The astronomer Carl Sagan was once asked why, if the possibility of intelligent life elsewhere in the universe was so large, we had never been contacted by another civilization. He offered two possible reasons. The first was that the distances were so large that crossing them had not been possible. The second was that doing so would require a civilization to be extremely sophisticated and complex - and that perhaps complex societies just don't last very long.
The latter explanation should give us pause as we examine recent events on our own planet. An instructive example is the implementation meltdown of the Affordable Care Act. Despite having four years to prepare the website for enrollments, it crashed repeatedly in its opening days. This is not the fault of technology alone. Implementing the legislation occupies about 10,000 pages of federal regulations, and the law is so complex that we are still learning about how its intricate provisions of requirements, incentives, and penalties are leading to unwelcome and unintended consequences. The Obama Administration may seem like the gang that couldn't shoot (or reboot) straight, but we should put our criticism in context. The "free-market" approach to health care that opponents pine for left over 40 million Americans without insurance and was heading to its own medical cost train wreck.

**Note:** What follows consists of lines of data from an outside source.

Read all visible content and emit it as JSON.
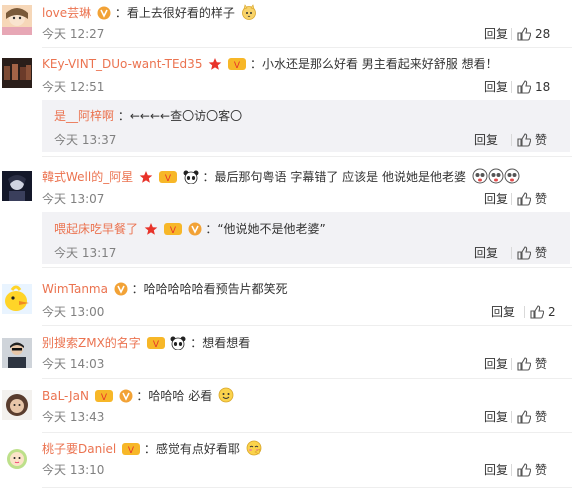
{
  "comments": [
    {
      "user": "love芸琳",
      "text": "：看上去很好看的样子",
      "time": "今天 12:27",
      "reply": "回复",
      "likes": "28"
    },
    {
      "user": "KEy-VINT_DUo-want-TEd35",
      "text": "：小水还是那么好看 男主看起来好舒服 想看！",
      "time": "今天 12:51",
      "reply": "回复",
      "likes": "18",
      "sub": {
        "user": "是__阿梓啊",
        "text": "：←←←←查〇访〇客〇",
        "time": "今天 13:37",
        "reply": "回复",
        "likes": "赞"
      }
    },
    {
      "user": "韓式Well的_阿星",
      "text": "：最后那句粤语 字幕错了 应该是 他说她是他老婆",
      "time": "今天 13:07",
      "reply": "回复",
      "likes": "赞",
      "sub": {
        "user": "喂起床吃早餐了",
        "text": "：“他说她不是他老婆”",
        "time": "今天 13:17",
        "reply": "回复",
        "likes": "赞"
      }
    },
    {
      "user": "WimTanma",
      "text": "：哈哈哈哈哈看预告片都笑死",
      "time": "今天 13:00",
      "reply": "回复",
      "likes": "2"
    },
    {
      "user": "别搜索ZMX的名字",
      "text": "：想看想看",
      "time": "今天 14:03",
      "reply": "回复",
      "likes": "赞"
    },
    {
      "user": "BaL-JaN",
      "text": "：哈哈哈  必看",
      "time": "今天 13:43",
      "reply": "回复",
      "likes": "赞"
    },
    {
      "user": "桃子要Daniel",
      "text": "：感觉有点好看耶",
      "time": "今天 13:10",
      "reply": "回复",
      "likes": "赞"
    }
  ],
  "colors": {
    "username": "#eb7350",
    "time": "#808080",
    "reply_bg": "#f2f2f5"
  }
}
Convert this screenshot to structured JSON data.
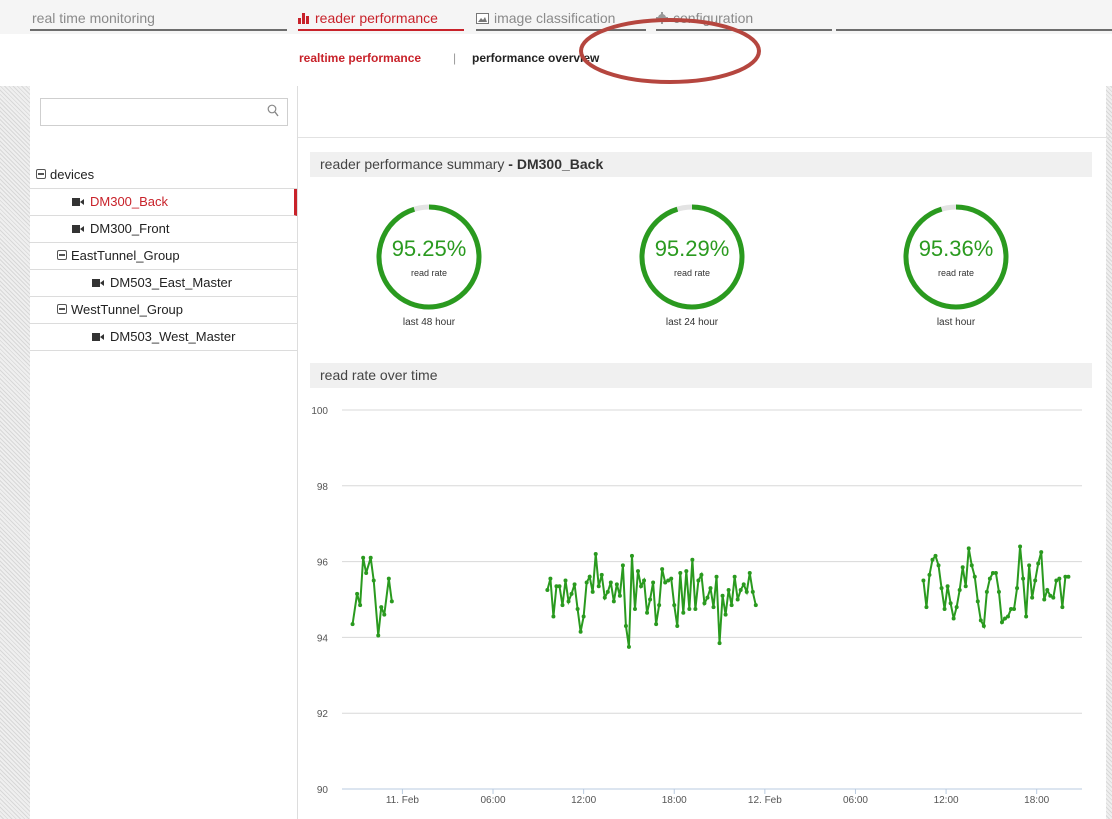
{
  "nav": {
    "tabs": [
      {
        "label": "real time monitoring",
        "icon": "none"
      },
      {
        "label": "reader performance",
        "icon": "bar-chart-icon"
      },
      {
        "label": "image classification",
        "icon": "image-icon"
      },
      {
        "label": "configuration",
        "icon": "gear-icon"
      }
    ],
    "subtabs": {
      "realtime": "realtime performance",
      "separator": "|",
      "overview": "performance overview"
    }
  },
  "search": {
    "placeholder": "",
    "value": ""
  },
  "tree": {
    "root": "devices",
    "items": [
      {
        "label": "DM300_Back",
        "type": "device",
        "selected": true
      },
      {
        "label": "DM300_Front",
        "type": "device"
      },
      {
        "label": "EastTunnel_Group",
        "type": "group"
      },
      {
        "label": "DM503_East_Master",
        "type": "device"
      },
      {
        "label": "WestTunnel_Group",
        "type": "group"
      },
      {
        "label": "DM503_West_Master",
        "type": "device"
      }
    ]
  },
  "summary": {
    "title": "reader performance summary",
    "device": "- DM300_Back",
    "gauges": [
      {
        "value": "95.25%",
        "label": "read rate",
        "caption": "last 48 hour",
        "fraction": 0.9525
      },
      {
        "value": "95.29%",
        "label": "read rate",
        "caption": "last 24 hour",
        "fraction": 0.9529
      },
      {
        "value": "95.36%",
        "label": "read rate",
        "caption": "last hour",
        "fraction": 0.9536
      }
    ]
  },
  "chart_panel": {
    "title": "read rate over time"
  },
  "colors": {
    "accent": "#c8222a",
    "gauge": "#2a9a1f",
    "line": "#2a9a1f"
  },
  "chart_data": {
    "type": "line",
    "ylim": [
      90,
      100
    ],
    "yticks": [
      90,
      92,
      94,
      96,
      98,
      100
    ],
    "xtick_labels": [
      "11. Feb",
      "06:00",
      "12:00",
      "18:00",
      "12. Feb",
      "06:00",
      "12:00",
      "18:00"
    ],
    "xtick_hours": [
      0,
      6,
      12,
      18,
      24,
      30,
      36,
      42
    ],
    "x_unit": "hours from 11. Feb 00:00",
    "xlim": [
      -4,
      45
    ],
    "grid": true,
    "segments": [
      {
        "x": [
          -3.3,
          -3.0,
          -2.8,
          -2.6,
          -2.4,
          -2.1,
          -1.9,
          -1.6,
          -1.4,
          -1.2,
          -0.9,
          -0.7
        ],
        "y": [
          94.35,
          95.15,
          94.85,
          96.1,
          95.7,
          96.1,
          95.5,
          94.05,
          94.8,
          94.6,
          95.55,
          94.95
        ]
      },
      {
        "x": [
          9.6,
          9.8,
          10.0,
          10.2,
          10.4,
          10.6,
          10.8,
          11.0,
          11.2,
          11.4,
          11.6,
          11.8,
          12.0,
          12.2,
          12.4,
          12.6,
          12.8,
          13.0,
          13.2,
          13.4,
          13.6,
          13.8,
          14.0,
          14.2,
          14.4,
          14.6,
          14.8,
          15.0,
          15.2,
          15.4,
          15.6,
          15.8,
          16.0,
          16.2,
          16.4,
          16.6,
          16.8,
          17.0,
          17.2,
          17.4,
          17.6,
          17.8,
          18.0,
          18.2,
          18.4,
          18.6,
          18.8,
          19.0,
          19.2,
          19.4,
          19.6,
          19.8,
          20.0,
          20.2,
          20.4,
          20.6,
          20.8,
          21.0,
          21.2,
          21.4,
          21.6,
          21.8,
          22.0,
          22.2,
          22.4,
          22.6,
          22.8,
          23.0,
          23.2,
          23.4
        ],
        "y": [
          95.25,
          95.55,
          94.55,
          95.35,
          95.35,
          94.85,
          95.5,
          94.95,
          95.15,
          95.4,
          94.75,
          94.15,
          94.55,
          95.45,
          95.6,
          95.2,
          96.2,
          95.35,
          95.65,
          95.05,
          95.2,
          95.45,
          94.95,
          95.4,
          95.1,
          95.9,
          94.3,
          93.75,
          96.15,
          94.75,
          95.75,
          95.35,
          95.5,
          94.65,
          95.0,
          95.45,
          94.35,
          94.85,
          95.8,
          95.45,
          95.5,
          95.55,
          94.85,
          94.3,
          95.7,
          94.65,
          95.75,
          94.75,
          96.05,
          94.75,
          95.5,
          95.65,
          94.9,
          95.05,
          95.3,
          94.8,
          95.6,
          93.85,
          95.1,
          94.6,
          95.25,
          94.85,
          95.6,
          95.0,
          95.25,
          95.4,
          95.2,
          95.7,
          95.2,
          94.85
        ],
        "y_note": ""
      },
      {
        "x": [
          34.5,
          34.7,
          34.9,
          35.1,
          35.3,
          35.5,
          35.7,
          35.9,
          36.1,
          36.3,
          36.5,
          36.7,
          36.9,
          37.1,
          37.3,
          37.5,
          37.7,
          37.9,
          38.1,
          38.3,
          38.5,
          38.7,
          38.9,
          39.1,
          39.3,
          39.5,
          39.7,
          39.9,
          40.1,
          40.3,
          40.5,
          40.7,
          40.9,
          41.1,
          41.3,
          41.5,
          41.7,
          41.9,
          42.1,
          42.3,
          42.5,
          42.7,
          42.9,
          43.1,
          43.3,
          43.5,
          43.7,
          43.9,
          44.1
        ],
        "y": [
          95.5,
          94.8,
          95.65,
          96.05,
          96.15,
          95.9,
          95.3,
          94.75,
          95.35,
          94.9,
          94.5,
          94.8,
          95.25,
          95.85,
          95.35,
          96.35,
          95.9,
          95.6,
          94.95,
          94.45,
          94.3,
          95.2,
          95.55,
          95.7,
          95.7,
          95.2,
          94.4,
          94.5,
          94.55,
          94.75,
          94.75,
          95.3,
          96.4,
          95.55,
          94.55,
          95.9,
          95.05,
          95.5,
          95.95,
          96.25,
          95.0,
          95.25,
          95.1,
          95.05,
          95.5,
          95.55,
          94.8,
          95.6,
          95.6
        ]
      }
    ]
  }
}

We should no more identify the problems of health care reform solely with President Obama than we should identify the financial meltdown of 2008 solely with then-President Bush. That calamity came from a set of global, interconnected financial instruments and systems that even those who created and used them admitted they had trouble understanding. When it all began to unravel, it was hard to know how to fix it, and we may not have fixed it yet.
Indeed, complex systems are fragile. The more complex, the more points of unanticipated failure there are. Consider our dependence on computer software, artificial intelligence and robots. Microchips are in almost everything. Software that goes down and power outages can now plunge us not just into the dark but the Dark Ages. They can disrupt our ability to get and cook our food, heat and cool our homes, shop, drive, bank, and more.
We are also advancing in a seemingly unstoppable warming of the planet, a result of our complex and fossil-fuel dependent energy sector and systems. The dangers to the atmosphere, the biosphere, and especially the people who live in coastal regions are daily more evident. At the same time, the political systems we have seem no match for the problem, unable within or across nations to reach and implement agreements to dramatically reduce pumping carbon dioxide into the air. Creating the problems of complexity seems much easier than collaborating on the solutions.
Why are we continually surprised by theses crises of complexity? Why do we struggle so to address them? Poor leadership contributes. We lack those with sufficient foresight and political skills to collaborate effectively across divergent and strident differences to find solutions. Poor management also contributes. We often can't seem to do things right, even when we figure out the right thing to do. We need to do a much better job of educating for leadership and management and of finding the right methods of getting capable people into positions of responsibility and the right incentives and approaches to help them succeed.
Yet putting more skilled people in charge will not by itself change the outcome, despite what we'll hear in the next three years as we head down the electoral highway. "Been there, done that" - as they say - and the problems remain. They go beyond the capabilities of individuals or the promises of parties.
Perhaps we should also consider that, individually and collectively, we are held back not just by defects in competence but by deficits in character. Perhaps by demanding what we want the way we want it, we are forcing a level of complexity in our systems that will in the end frustrate our basic needs. Obamacare, for example, could have been assembled much more simply. Many of those 10,000 pages were needed to respond to the varying, insistent demands of constituencies who withheld support until they got what they wanted. Perhaps, as well, hubris has brought us to assume we are smarter and more in control than we can be. Perhaps we are Icarus, nearing the sun only to find that our wings are melting.
This is not an attack on bold thinking and action, both of which we need. We have plenty of people - politicians and others - who are certain they know how to solve our problems. They are anxious to offer solutions, and they deserve a hearing. But we - and they - should be wary. When confidence turns to conceit, track records turn to tragedy.
In the end, the solution is not complexity or simplicity but a balancing of both. The solution is not competence or character but the right mixture of both. Without that balance, Carl Sagan's speculation about intelligent life on other planets will seem eerily close to one that might someday be made about our own.